The year also saw the release of Munna (1954), written and directed by Khwaja Ahmad Abbas, with art direction by Nayyar. With a star cast comprising David Abraham, Sulochana Chatterjee, and Jagdeep, it revolved around a couple who wants to adopt a child from an orphanage, but he escapes. His mother looks for him and the two keep missing each other.

Sheeshe Ki Diwar, which also released in 1954, saw him art-direct this K A Abbas directorial starring Manmohan Krishna, Ruby Mayer, and Rajan

The 1955 film House No. 44 which he art-directed, was a crime drama directed by M K Burman, and written by Vishwamitter Adil. It starred Dev Anand, Kalpana Kartik, and K N Singh. The story revolved around Ashok, a petty thief working under a notorious gangster named Sunder. When Ashok comes across a dead body of a watchman, he reports this matter to the police, much to the anger of some of Sunder's men. Ashok then meets Nimmo, and both fall in love with each other. Nimmo convinces Ashok to give up his life of crime, and start afresh. Ashok agrees, but then when he has not managed to find a meal for two or three days, he realises that it is not easy to be an honest man. His former associates will not let him live very long, nor will they trust their secrets with him as long as he is alive.

In 1955, he also art-directed the comedy romance Albeli, directed by Devendra Goel and starring Pradeep Kumar, Geeta Bali and Om Prakash

Trunk Call, which he art-directed and also produced in 1960, starred Abhi Bhattacharya, Rajan Haksar, and Helen. A thriller directed by Balraj Mehta, it revolved around the murder of one of Calcutta’s wealthiest men – Seth Kapurchand, a robbery and his missing secretary. 
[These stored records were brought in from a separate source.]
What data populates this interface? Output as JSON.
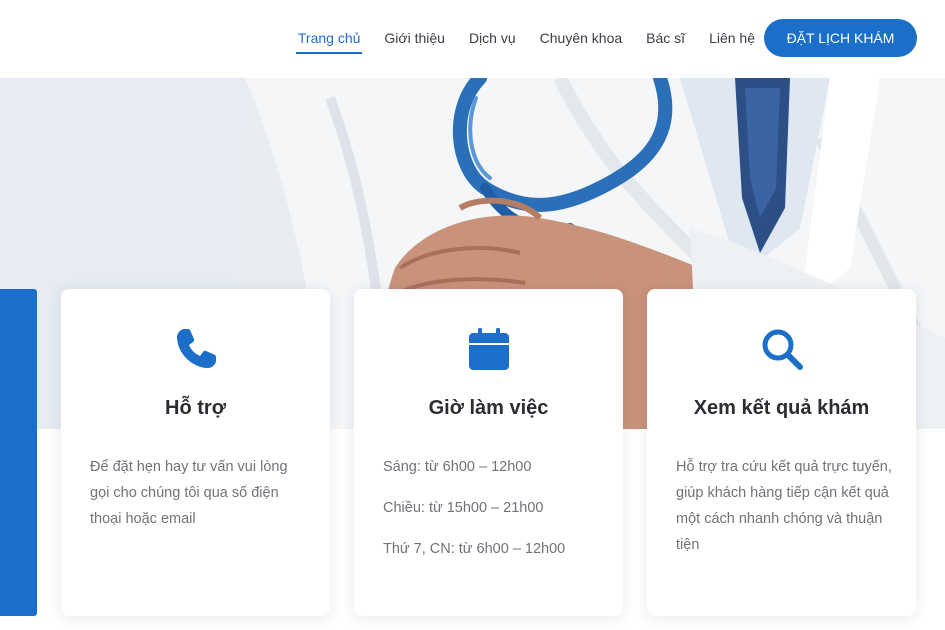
{
  "nav": {
    "items": [
      {
        "label": "Trang chủ",
        "active": true
      },
      {
        "label": "Giới thiệu"
      },
      {
        "label": "Dịch vụ"
      },
      {
        "label": "Chuyên khoa"
      },
      {
        "label": "Bác sĩ"
      },
      {
        "label": "Liên hệ"
      }
    ],
    "cta_label": "ĐẶT LỊCH KHÁM"
  },
  "colors": {
    "accent": "#1c6fc9",
    "title": "#2a2d31",
    "body_text": "#707378"
  },
  "cards": [
    {
      "icon": "phone-icon",
      "title": "Hỗ trợ",
      "text": "Để đặt hẹn hay tư vấn vui lòng gọi cho chúng tôi qua số điện thoại hoặc email"
    },
    {
      "icon": "calendar-icon",
      "title": "Giờ làm việc",
      "lines": [
        "Sáng: từ 6h00 – 12h00",
        "Chiều: từ 15h00 – 21h00",
        "Thứ 7, CN: từ 6h00 – 12h00"
      ]
    },
    {
      "icon": "search-icon",
      "title": "Xem kết quả khám",
      "text": "Hỗ trợ tra cứu kết quả trực tuyến, giúp khách hàng tiếp cận kết quả một cách nhanh chóng và thuận tiện"
    }
  ]
}
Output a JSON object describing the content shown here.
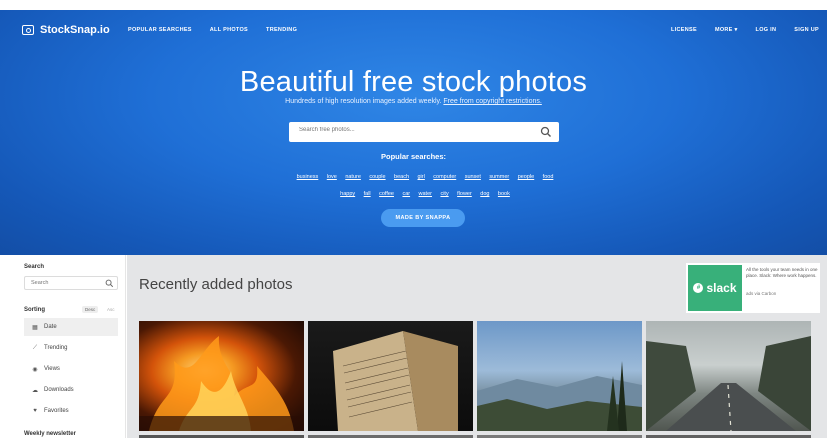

The Ravinda Dave directorial Dulha Dulhan, for which he provided art direction in 1964, had a star cast comprising Raj Kapoor and Sadhana Shivdasani.  The film, written by Dhruva Chatterjee with dialogue by Inder Raj, told the story of Chanda, who lives a wealthy lifestyle in Jaipur along with her father, Thakur Dharam Singh, and mother. Since she is of marriageable age, her father wants her to marry a wealthy male of his choice; however, she dislikes him. At home, arguments ensue and her father slaps her. She falls down and passes out. When she regains her senses, she finds herself in a hospital in Bombay with her father at her bedside. Informing her that she was unconscious for three days, he apologises and promises never to pressurise her to get married. She forgives him and they return home. A few days later she has a visitor, an Akashvani singer by the name of Raj Kumar, who claims to be her husband. He addresses her by the name Rekha, and wants her to accompany him back to Bombay where he lives in a chawl along with a small-time actor, Bansi. The film explores this mysterious turn of events in Chanda’s life. 

Nayyar’s art direction was seen in the drama film Punar Milan (1964), directed by Ravindra Dave, and starring Balraj Sahni, Ameeta, and Jagdeep. Based on the theme of untouchability prevalent in society, the film revolved around Dr Mohan, who hails from an upper-caste Brahman family. He is of marriageable age, and is in love with Shobhna Bakshi. They plan to get married soon. During the wedding, someone raises a question about Mohan’s caste. When Mohan is repeatedly questioned about whether this is true, he replies that he does belong to a lower caste - the untouchables. Everyone is shocked, and the marriage is cancelled, leaving Mohan's family to wonder why he claims to be an untouchable person.

Adhi Raat Ke Baad, which he art-directed in 1965, was directed by Nanabhai Bhatt. It revolved around a man, formerly known as Mr X, who goes on the run from the police after he is a suspect in the killing of the wealthy father of his lover. It starred Ashok Kumar, Ragini, and Sailesh Kumar

In 1966, he went on to provide art direction for Professor X, directed by Rajesh Nanda. A science fiction genre film, its story revolved around the scientific research of a doctor whose thirst for the hidden secrets of science and nature is unquenchable. It starred Bela Bose, Vijaya Choudhury, and Hiralal